¶31 It is contended by the defendant that the court in this instruction invaded the province of the jury, in that the court, by this instruction, told the jury if the verdict should be in favor of the plaintiffs that it must be for the entire amount sued for, to wit, $ 650, with 6 per cent. interest, etc. While the general denial of defendant's answer sufficiently presented an issue as to the value of the services, the plaintiff John H. Miller and witnesses Pettus and Rose each testified that the customary rate of commission on the sale of real estate in Tulsa at that time was 5 per cent. for the first thousand dollars and 2 1/2 per cent. on all over a thousand dollars, and no witnesses testified to the contrary. We do not believe that the substantial rights of the defendant were affected by the giving of instruction No. 11. It has been repeatedly held that a judgment would not be reversed on account of errors committed upon the trial which do not affect the substantial rights of the party appealing. See Martin v. C., R. I. & P., 7 Okla. 452, 54 P. 696; Alton-Dawson Mercantile Co. v. Staten, 19 Okla. 252, 91 P. 892; Purcell Wholesale Grocery Co. v. Bryant, 6 Indian Terr. 78, 89 S.W. 662; St. Louis & S. F. v. Rushing, 31 Okla. 231, 120 P. 973.

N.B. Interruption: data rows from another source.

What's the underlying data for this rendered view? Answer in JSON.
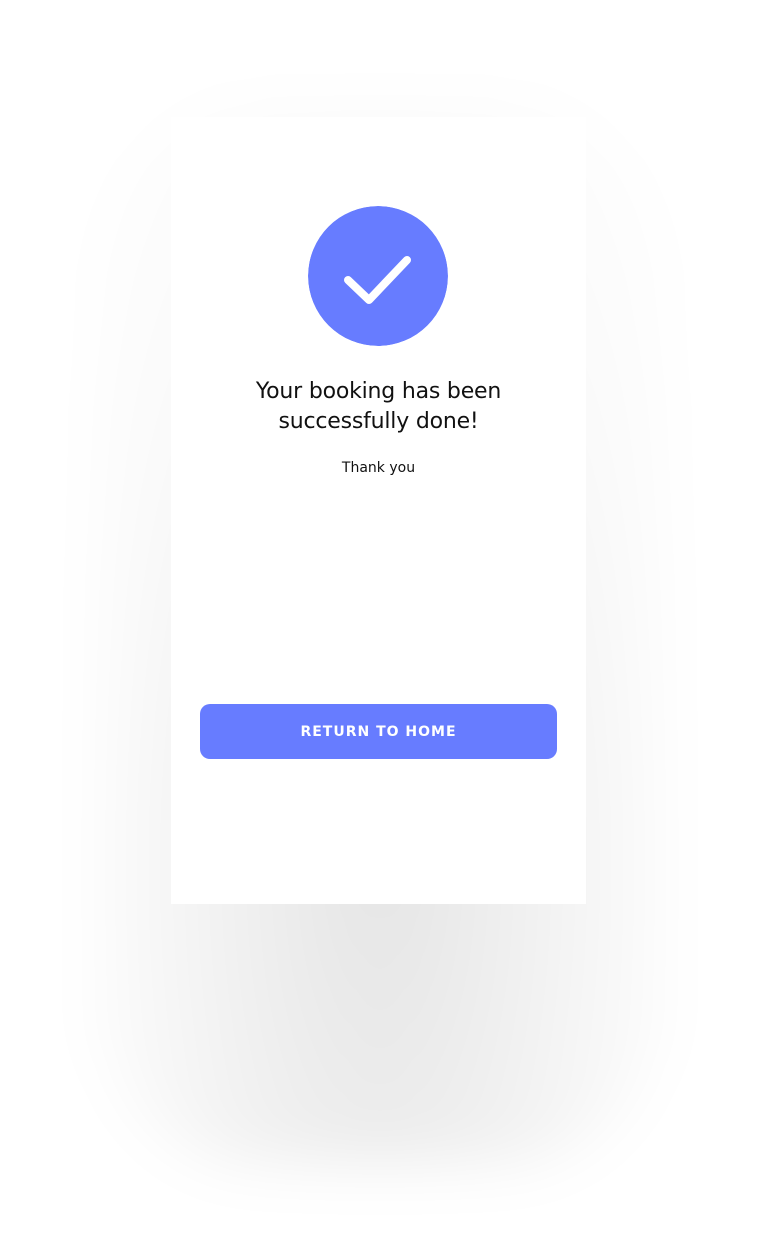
{
  "colors": {
    "accent": "#677cff",
    "background": "#ffffff",
    "text": "#111111",
    "button_text": "#ffffff"
  },
  "confirmation": {
    "icon": "checkmark-icon",
    "title": "Your booking has been\nsuccessfully done!",
    "subtitle": "Thank you"
  },
  "actions": {
    "return_home_label": "RETURN TO HOME"
  }
}
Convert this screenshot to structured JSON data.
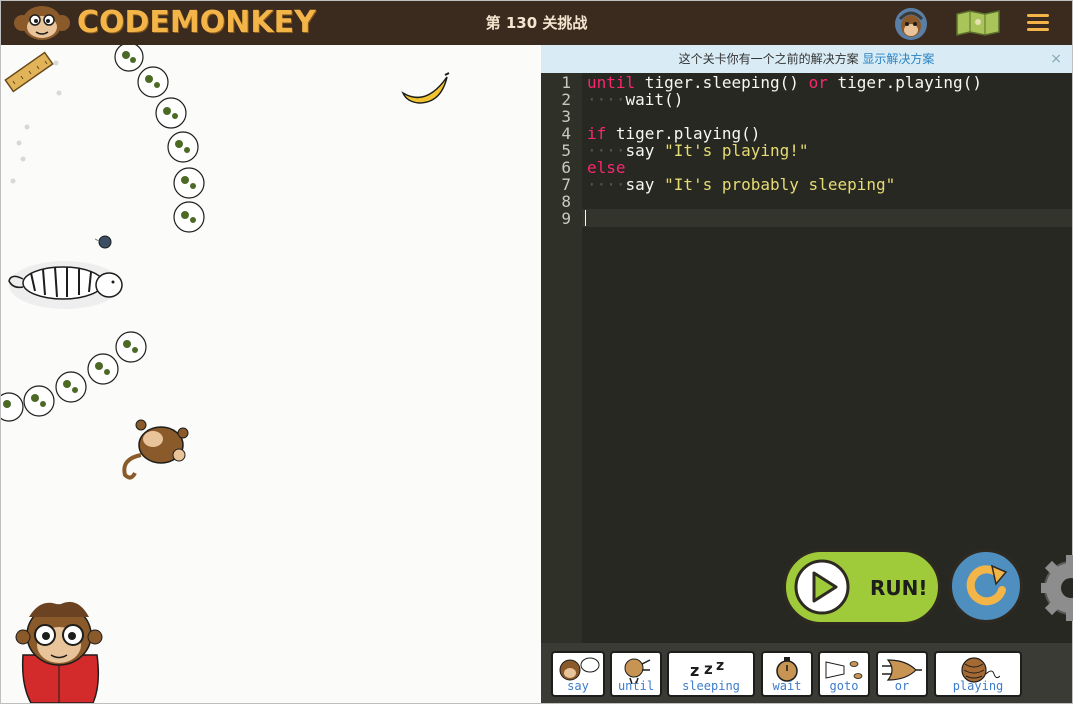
{
  "header": {
    "logo_text": "CODEMONKEY",
    "level_title": "第 130 关挑战"
  },
  "notice": {
    "text": "这个关卡你有一个之前的解决方案",
    "link": "显示解决方案",
    "close": "×"
  },
  "editor": {
    "line_numbers": [
      "1",
      "2",
      "3",
      "4",
      "5",
      "6",
      "7",
      "8",
      "9"
    ],
    "lines": {
      "l1": {
        "kw1": "until",
        "t1": " tiger.sleeping() ",
        "kw2": "or",
        "t2": " tiger.playing()"
      },
      "l2": {
        "dots": "····",
        "t": "wait()"
      },
      "l4": {
        "kw": "if",
        "t": " tiger.playing()"
      },
      "l5": {
        "dots": "····",
        "t": "say ",
        "str": "\"It's playing!\""
      },
      "l6": {
        "kw": "else"
      },
      "l7": {
        "dots": "····",
        "t": "say ",
        "str": "\"It's probably sleeping\""
      }
    }
  },
  "controls": {
    "run_label": "RUN!"
  },
  "palette": {
    "items": [
      "say",
      "until",
      "sleeping",
      "wait",
      "goto",
      "or",
      "playing"
    ]
  },
  "colors": {
    "header_bg": "#3b2a1e",
    "logo": "#f4b548",
    "run_green": "#9fcb3b",
    "reset_blue": "#4f8fbf",
    "keyword": "#f92672",
    "string": "#e6db74"
  }
}
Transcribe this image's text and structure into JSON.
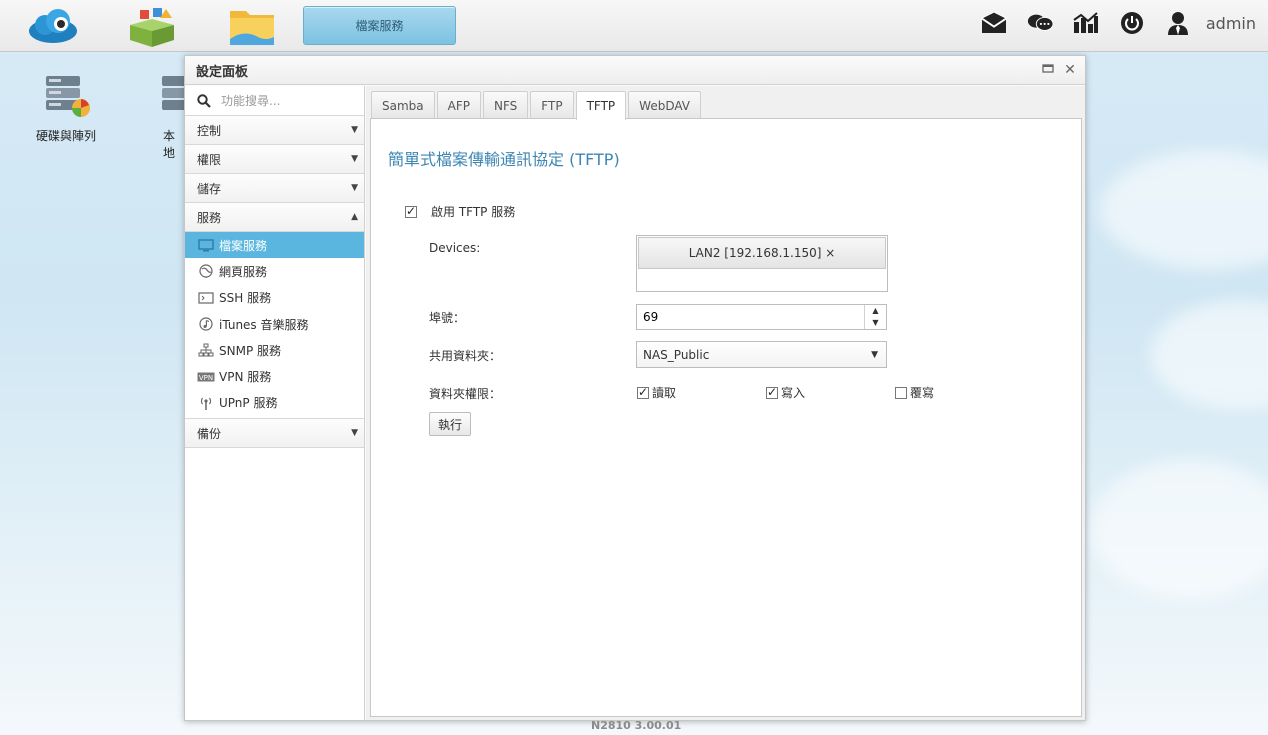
{
  "taskbar": {
    "running_app": "檔案服務",
    "user": "admin"
  },
  "desktop": {
    "icons": [
      {
        "label": "硬碟與陣列"
      },
      {
        "label": "本地"
      }
    ]
  },
  "window": {
    "title": "設定面板"
  },
  "sidebar": {
    "search_placeholder": "功能搜尋...",
    "categories": {
      "control": "控制",
      "permission": "權限",
      "storage": "儲存",
      "service": "服務",
      "backup": "備份"
    },
    "services": [
      {
        "label": "檔案服務"
      },
      {
        "label": "網頁服務"
      },
      {
        "label": "SSH 服務"
      },
      {
        "label": "iTunes 音樂服務"
      },
      {
        "label": "SNMP 服務"
      },
      {
        "label": "VPN 服務"
      },
      {
        "label": "UPnP 服務"
      }
    ]
  },
  "tabs": [
    "Samba",
    "AFP",
    "NFS",
    "FTP",
    "TFTP",
    "WebDAV"
  ],
  "tftp": {
    "title": "簡單式檔案傳輸通訊協定 (TFTP)",
    "enable_label": "啟用 TFTP 服務",
    "devices_label": "Devices:",
    "device_tag": "LAN2 [192.168.1.150] ×",
    "port_label": "埠號：",
    "port_value": "69",
    "share_label": "共用資料夾：",
    "share_value": "NAS_Public",
    "perm_label": "資料夾權限：",
    "perm_read": "讀取",
    "perm_write": "寫入",
    "perm_overwrite": "覆寫",
    "run_button": "執行"
  },
  "footer": "N2810   3.00.01"
}
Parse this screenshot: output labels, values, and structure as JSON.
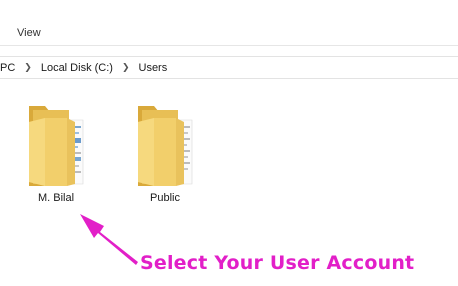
{
  "ribbon": {
    "view_tab": "View"
  },
  "breadcrumb": {
    "items": [
      "PC",
      "Local Disk (C:)",
      "Users"
    ],
    "separator_icon": "chevron-right-icon"
  },
  "folders": [
    {
      "name": "M. Bilal",
      "icon": "folder-icon"
    },
    {
      "name": "Public",
      "icon": "folder-icon"
    }
  ],
  "annotation": {
    "text": "Select Your User Account",
    "color": "#e21fc8",
    "arrow_icon": "arrow-icon"
  }
}
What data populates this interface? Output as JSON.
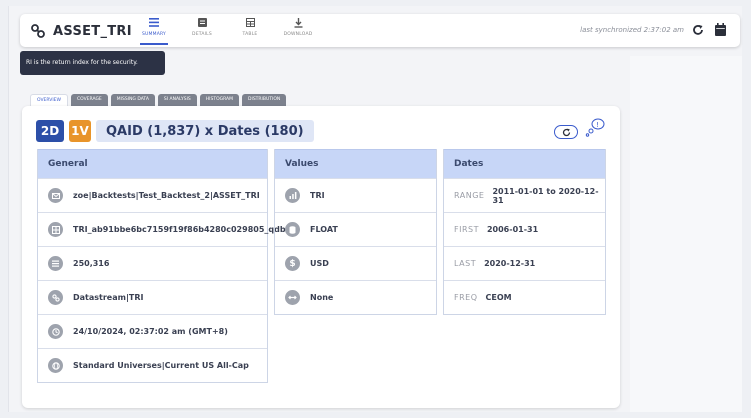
{
  "header": {
    "title": "ASSET_TRI",
    "tabs": [
      {
        "label": "SUMMARY",
        "icon": "list-icon",
        "active": true
      },
      {
        "label": "DETAILS",
        "icon": "details-icon",
        "active": false
      },
      {
        "label": "TABLE",
        "icon": "table-icon",
        "active": false
      },
      {
        "label": "DOWNLOAD",
        "icon": "download-icon",
        "active": false
      }
    ],
    "sync_text": "last synchronized 2:37:02 am"
  },
  "tooltip": "RI is the return index for the security.",
  "subtabs": [
    "OVERVIEW",
    "COVERAGE",
    "MISSING DATA",
    "SI ANALYSIS",
    "HISTOGRAM",
    "DISTRIBUTION"
  ],
  "badges": {
    "b1": "2D",
    "b2": "1V",
    "dims": "QAID (1,837) x Dates (180)"
  },
  "colors": {
    "primary": "#2c4fa8",
    "accent": "#e8942a",
    "header_blue": "#c7d6f7",
    "tooltip_bg": "#2c3245"
  },
  "general": {
    "title": "General",
    "rows": [
      {
        "icon": "mail-icon",
        "text": "zoe|Backtests|Test_Backtest_2|ASSET_TRI"
      },
      {
        "icon": "grid-icon",
        "text": "TRI_ab91bbe6bc7159f19f86b4280c029805_qdb"
      },
      {
        "icon": "list-icon",
        "text": "250,316"
      },
      {
        "icon": "link-icon",
        "text": "Datastream|TRI"
      },
      {
        "icon": "clock-icon",
        "text": "24/10/2024, 02:37:02 am (GMT+8)"
      },
      {
        "icon": "globe-icon",
        "text": "Standard Universes|Current US All-Cap"
      }
    ]
  },
  "values": {
    "title": "Values",
    "rows": [
      {
        "icon": "chart-icon",
        "text": "TRI"
      },
      {
        "icon": "database-icon",
        "text": "FLOAT"
      },
      {
        "icon": "dollar-icon",
        "text": "USD"
      },
      {
        "icon": "arrows-icon",
        "text": "None"
      }
    ]
  },
  "dates": {
    "title": "Dates",
    "rows": [
      {
        "key": "RANGE",
        "value": "2011-01-01 to 2020-12-31"
      },
      {
        "key": "FIRST",
        "value": "2006-01-31"
      },
      {
        "key": "LAST",
        "value": "2020-12-31"
      },
      {
        "key": "FREQ",
        "value": "CEOM"
      }
    ]
  }
}
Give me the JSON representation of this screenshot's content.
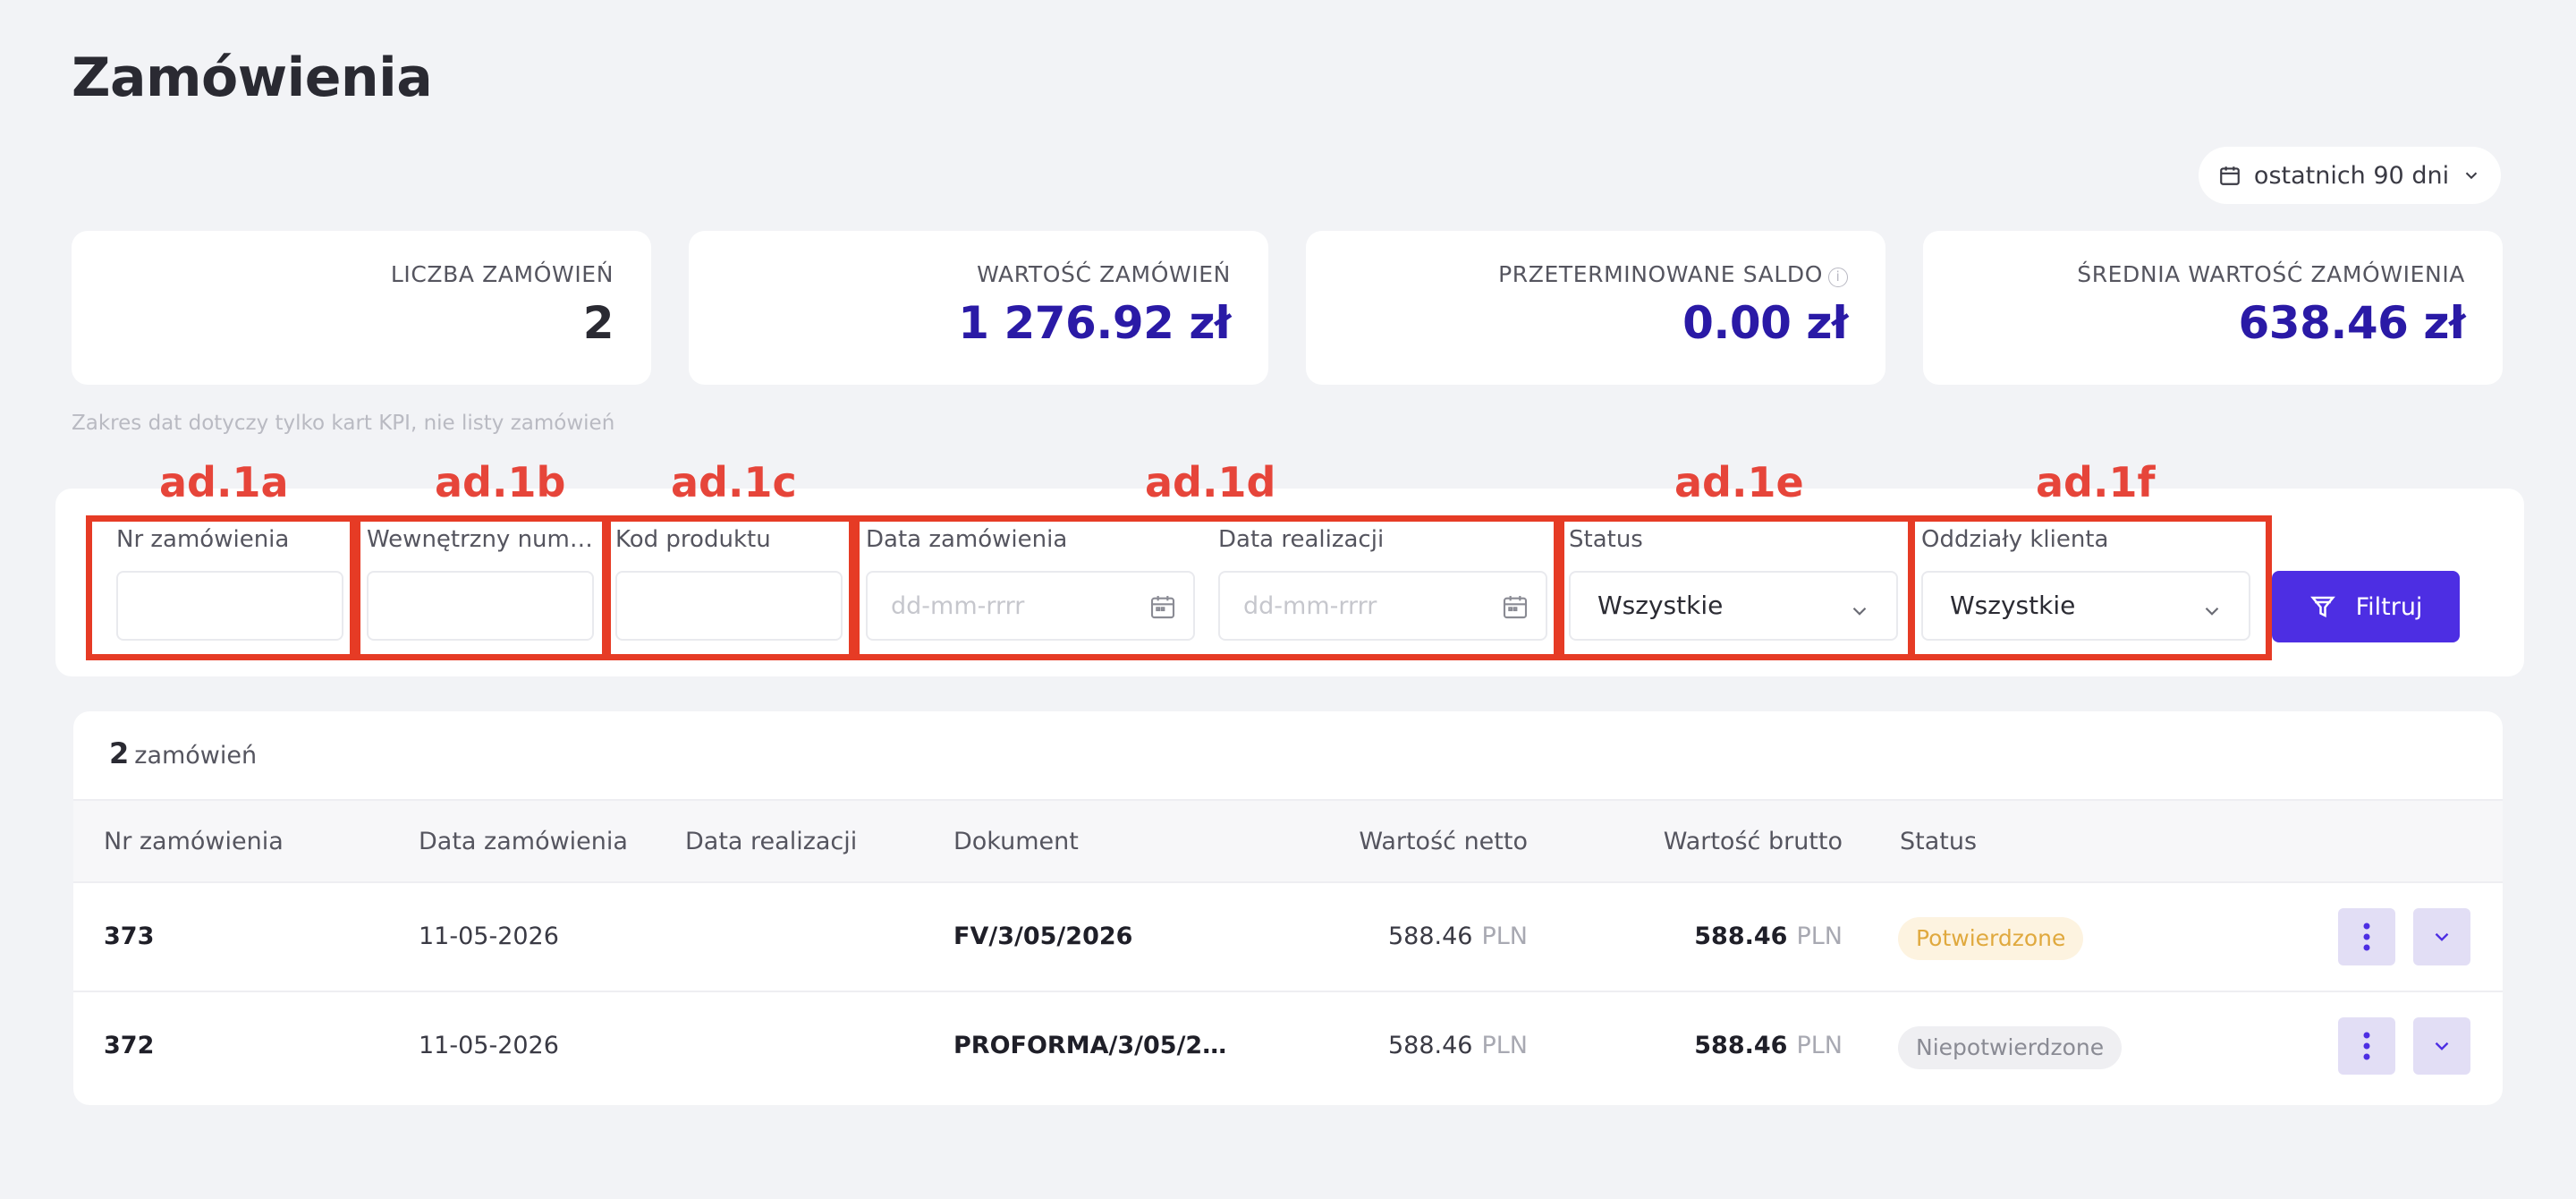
{
  "page": {
    "title": "Zamówienia"
  },
  "date_range": {
    "label": "ostatnich 90 dni"
  },
  "kpis": [
    {
      "label": "LICZBA ZAMÓWIEŃ",
      "value": "2"
    },
    {
      "label": "WARTOŚĆ ZAMÓWIEŃ",
      "value": "1 276.92 zł"
    },
    {
      "label": "PRZETERMINOWANE SALDO",
      "value": "0.00 zł",
      "info_icon": "i"
    },
    {
      "label": "ŚREDNIA WARTOŚĆ ZAMÓWIENIA",
      "value": "638.46 zł"
    }
  ],
  "kpi_note": "Zakres dat dotyczy tylko kart KPI, nie listy zamówień",
  "filters": {
    "order_number": {
      "label": "Nr zamówienia",
      "value": ""
    },
    "internal_number": {
      "label": "Wewnętrzny num…",
      "value": ""
    },
    "product_code": {
      "label": "Kod produktu",
      "value": ""
    },
    "order_date": {
      "label": "Data zamówienia",
      "placeholder": "dd-mm-rrrr"
    },
    "realization_date": {
      "label": "Data realizacji",
      "placeholder": "dd-mm-rrrr"
    },
    "status": {
      "label": "Status",
      "value": "Wszystkie"
    },
    "branches": {
      "label": "Oddziały klienta",
      "value": "Wszystkie"
    },
    "filter_button": "Filtruj"
  },
  "annotations": [
    "ad.1a",
    "ad.1b",
    "ad.1c",
    "ad.1d",
    "ad.1e",
    "ad.1f"
  ],
  "orders": {
    "count": "2",
    "count_label": "zamówień",
    "columns": [
      "Nr zamówienia",
      "Data zamówienia",
      "Data realizacji",
      "Dokument",
      "Wartość netto",
      "Wartość brutto",
      "Status"
    ],
    "rows": [
      {
        "number": "373",
        "order_date": "11-05-2026",
        "realization_date": "",
        "document": "FV/3/05/2026",
        "net": "588.46",
        "gross": "588.46",
        "currency": "PLN",
        "status": "Potwierdzone"
      },
      {
        "number": "372",
        "order_date": "11-05-2026",
        "realization_date": "",
        "document": "PROFORMA/3/05/2…",
        "net": "588.46",
        "gross": "588.46",
        "currency": "PLN",
        "status": "Niepotwierdzone"
      }
    ]
  },
  "colors": {
    "accent": "#4d2ee3",
    "kpi_value": "#2a1aa6",
    "annotation": "#e63b25",
    "confirmed": "#e0a93e"
  }
}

¶32 Defendant contends that the trial court erred in giving to the jury instructions Nos. 4, 5, and 6, for the reason that the same do not tell the jury that it is necessary for plaintiffs to have procured or tendered to defendant an enforceable contract, executed by the proposed purchaser. We do not understand that this is the law. When the defendant sold the land to another purchaser, he, by his own act, stopped the transaction, and it would have been an idle and a useless ceremony to have asked the proposed purchaser to execute a contract of purchase to the property which had already been sold to another. See Gorman v. Hargis, 6 Okla. 360, 50 P. 92; Yoder v. Randol & Nix, 16 Okla. 308, 83 P. 537, 3 L. R. A. (N. S.) 576; Halsell v. Renfrow, 14 Okla. 674, 78 P. 118, 2 Ann. Cas. 286; Neiderlander v. Starr, 50 Kan. 770, 33 P. 592. The instructions, among other things, tell the jury that it was the duty of the plaintiffs to furnish a purchaser who was ready, able, and willing to purchase the property upon the terms and conditions prescribed by the defendant. The defendant contends that this purchaser was not ready, able and willing to buy this property. That was a question of fact which was submitted to the jury under proper instructions, and there is evidence in the record tending to support the conclusions reached by the jury.

¶33 There being no error in the record sufficient to warrant a reversal, the judgment of the trial court is affirmed.

¶34 All the Justices concur.